Choose firm, smooth-skinned sunchokes without sprouts or bruises. Avoid those that feel soft, wrinkled, or moist.
Peeling sunchokes is optional. The thin peel has a slightly chewy texture, but it’s not unpleasant, and you may find the effort of peeling their knobby surfaces isn’t worth the return.
The cut surfaces of sunchokes, like those of potatoes, tend to oxidize and turn pink. To prevent this, submerge cut sunchokes in lemon water until ready to cook.
Sunchokes become tender and slightly starchy when cooked. To roast them, try the recipe at right, or cut them into chunks, toss with a little oil, season, and add to a roasting pan with a whole chicken or a pork or beef roast during the last half hour of cooking. You can steam or boil whole sunchokes until tender and then mash them roughly or serve them whole. For a creamy soup (the one instance where you may want to peel sunchokes so the soup has a smooth texture), simmer cut-up sunchokes in broth and milk or cream until tender and then purée.

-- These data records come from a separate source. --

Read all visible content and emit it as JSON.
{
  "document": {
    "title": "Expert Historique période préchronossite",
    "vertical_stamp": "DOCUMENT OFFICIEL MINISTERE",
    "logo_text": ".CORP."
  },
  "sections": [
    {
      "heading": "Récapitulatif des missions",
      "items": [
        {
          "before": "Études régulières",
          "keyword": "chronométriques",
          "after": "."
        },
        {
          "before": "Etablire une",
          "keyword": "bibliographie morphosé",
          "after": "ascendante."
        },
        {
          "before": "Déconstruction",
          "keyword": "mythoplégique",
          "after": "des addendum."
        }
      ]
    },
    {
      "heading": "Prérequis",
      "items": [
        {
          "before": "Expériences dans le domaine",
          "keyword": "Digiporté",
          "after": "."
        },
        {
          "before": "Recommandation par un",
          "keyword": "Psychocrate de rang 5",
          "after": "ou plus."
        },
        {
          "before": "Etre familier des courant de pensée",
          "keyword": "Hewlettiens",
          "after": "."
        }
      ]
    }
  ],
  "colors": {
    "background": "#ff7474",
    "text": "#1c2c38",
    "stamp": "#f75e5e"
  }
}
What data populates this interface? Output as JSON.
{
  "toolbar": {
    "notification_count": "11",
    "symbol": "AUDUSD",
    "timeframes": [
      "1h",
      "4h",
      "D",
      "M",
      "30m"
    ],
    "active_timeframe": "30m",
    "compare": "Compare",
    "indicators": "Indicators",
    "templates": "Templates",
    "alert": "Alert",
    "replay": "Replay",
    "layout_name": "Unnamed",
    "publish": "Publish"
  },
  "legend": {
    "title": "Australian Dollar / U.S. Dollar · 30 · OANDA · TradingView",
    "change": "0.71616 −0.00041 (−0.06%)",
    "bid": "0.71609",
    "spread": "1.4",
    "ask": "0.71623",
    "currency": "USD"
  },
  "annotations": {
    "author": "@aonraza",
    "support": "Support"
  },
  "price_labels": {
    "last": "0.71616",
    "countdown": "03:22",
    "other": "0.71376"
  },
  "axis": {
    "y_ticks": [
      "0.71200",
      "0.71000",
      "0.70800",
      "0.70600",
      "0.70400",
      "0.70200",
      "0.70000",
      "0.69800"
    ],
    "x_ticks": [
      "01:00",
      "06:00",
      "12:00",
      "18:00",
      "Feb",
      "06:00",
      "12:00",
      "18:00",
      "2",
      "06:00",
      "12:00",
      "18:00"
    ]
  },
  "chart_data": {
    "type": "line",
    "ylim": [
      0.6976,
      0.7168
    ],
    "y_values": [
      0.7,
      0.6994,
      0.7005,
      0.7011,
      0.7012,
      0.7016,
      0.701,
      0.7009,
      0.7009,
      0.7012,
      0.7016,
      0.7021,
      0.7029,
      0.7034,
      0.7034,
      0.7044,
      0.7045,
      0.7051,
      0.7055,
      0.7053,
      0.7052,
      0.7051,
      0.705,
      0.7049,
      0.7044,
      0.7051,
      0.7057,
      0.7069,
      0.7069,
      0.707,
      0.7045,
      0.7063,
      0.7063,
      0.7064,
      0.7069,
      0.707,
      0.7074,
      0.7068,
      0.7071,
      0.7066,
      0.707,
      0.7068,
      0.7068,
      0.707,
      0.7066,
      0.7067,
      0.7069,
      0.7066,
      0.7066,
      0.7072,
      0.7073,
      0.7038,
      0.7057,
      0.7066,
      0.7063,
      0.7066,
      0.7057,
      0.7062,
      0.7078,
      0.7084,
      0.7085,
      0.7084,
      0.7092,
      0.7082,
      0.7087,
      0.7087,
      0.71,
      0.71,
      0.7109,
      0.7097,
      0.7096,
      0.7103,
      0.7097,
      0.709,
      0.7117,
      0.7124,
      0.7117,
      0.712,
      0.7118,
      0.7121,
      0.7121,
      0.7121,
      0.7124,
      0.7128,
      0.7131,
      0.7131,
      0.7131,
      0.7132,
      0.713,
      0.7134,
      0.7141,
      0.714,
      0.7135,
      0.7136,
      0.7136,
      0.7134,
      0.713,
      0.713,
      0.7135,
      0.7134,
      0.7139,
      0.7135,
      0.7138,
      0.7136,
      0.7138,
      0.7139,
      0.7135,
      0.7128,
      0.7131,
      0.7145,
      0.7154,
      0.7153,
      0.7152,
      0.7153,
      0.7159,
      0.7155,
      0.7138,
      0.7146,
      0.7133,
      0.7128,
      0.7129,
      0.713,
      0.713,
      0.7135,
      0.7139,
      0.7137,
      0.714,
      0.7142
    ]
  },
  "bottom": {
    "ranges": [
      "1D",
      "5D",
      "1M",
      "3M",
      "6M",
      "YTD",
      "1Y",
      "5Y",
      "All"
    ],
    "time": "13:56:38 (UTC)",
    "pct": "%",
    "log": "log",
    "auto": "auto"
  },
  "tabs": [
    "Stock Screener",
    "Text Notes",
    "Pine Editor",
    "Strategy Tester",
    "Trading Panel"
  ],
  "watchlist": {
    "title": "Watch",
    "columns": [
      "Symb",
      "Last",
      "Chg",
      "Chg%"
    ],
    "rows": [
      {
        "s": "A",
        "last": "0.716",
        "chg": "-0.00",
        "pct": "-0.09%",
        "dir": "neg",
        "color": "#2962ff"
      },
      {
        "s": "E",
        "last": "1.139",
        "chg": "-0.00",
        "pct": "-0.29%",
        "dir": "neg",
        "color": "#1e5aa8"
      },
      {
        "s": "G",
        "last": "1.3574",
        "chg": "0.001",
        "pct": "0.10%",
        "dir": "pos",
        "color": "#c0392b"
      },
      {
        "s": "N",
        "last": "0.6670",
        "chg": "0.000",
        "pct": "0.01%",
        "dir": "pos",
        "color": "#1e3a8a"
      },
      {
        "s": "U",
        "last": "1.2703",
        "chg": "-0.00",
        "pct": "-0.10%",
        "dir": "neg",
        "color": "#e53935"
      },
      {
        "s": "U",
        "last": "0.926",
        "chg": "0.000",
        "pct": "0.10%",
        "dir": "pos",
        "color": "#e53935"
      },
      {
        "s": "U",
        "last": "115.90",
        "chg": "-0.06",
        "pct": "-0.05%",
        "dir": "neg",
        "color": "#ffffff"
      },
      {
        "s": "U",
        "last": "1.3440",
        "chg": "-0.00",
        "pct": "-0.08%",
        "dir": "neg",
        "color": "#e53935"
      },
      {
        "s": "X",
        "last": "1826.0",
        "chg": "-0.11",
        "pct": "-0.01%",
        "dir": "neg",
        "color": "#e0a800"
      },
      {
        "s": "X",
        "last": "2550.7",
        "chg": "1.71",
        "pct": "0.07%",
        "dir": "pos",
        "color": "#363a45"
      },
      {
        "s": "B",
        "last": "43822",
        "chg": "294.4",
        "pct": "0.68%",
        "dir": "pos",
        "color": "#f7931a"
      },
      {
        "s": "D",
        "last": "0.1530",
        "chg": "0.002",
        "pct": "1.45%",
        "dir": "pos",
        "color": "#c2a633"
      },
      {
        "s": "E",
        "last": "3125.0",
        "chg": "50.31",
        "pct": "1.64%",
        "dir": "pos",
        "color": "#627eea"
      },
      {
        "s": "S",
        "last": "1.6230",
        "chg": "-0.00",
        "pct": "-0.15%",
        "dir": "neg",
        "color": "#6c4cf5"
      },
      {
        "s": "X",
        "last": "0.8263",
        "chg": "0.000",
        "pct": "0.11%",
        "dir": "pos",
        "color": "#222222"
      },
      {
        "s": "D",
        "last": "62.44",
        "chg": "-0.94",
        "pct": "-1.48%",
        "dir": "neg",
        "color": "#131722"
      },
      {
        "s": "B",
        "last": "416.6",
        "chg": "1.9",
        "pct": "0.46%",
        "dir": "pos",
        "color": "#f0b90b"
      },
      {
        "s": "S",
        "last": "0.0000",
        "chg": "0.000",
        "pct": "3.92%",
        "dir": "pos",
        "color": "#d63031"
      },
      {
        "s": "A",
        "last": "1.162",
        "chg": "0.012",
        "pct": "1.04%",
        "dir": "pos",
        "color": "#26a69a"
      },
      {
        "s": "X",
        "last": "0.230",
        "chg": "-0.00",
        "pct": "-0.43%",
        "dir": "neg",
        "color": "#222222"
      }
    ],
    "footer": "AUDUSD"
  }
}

And to make addictive sunchoke chips, fry thin slices in peanut oil.
However you prepare them, keep the seasoning mild and minimal to allow the sunchokes’ subtle flavor to shine. Vinaigrettes, cream, butter, goat cheese, garlic, nuts, herbs, nutmeg, mace, coriander, fennel seed, mushrooms, bacon, and lemon juice all pair well with sunchokes.
Wrap sunchokes in paper towels and store them in a plastic bag in the refrigerator vegetable drawer for up to a week.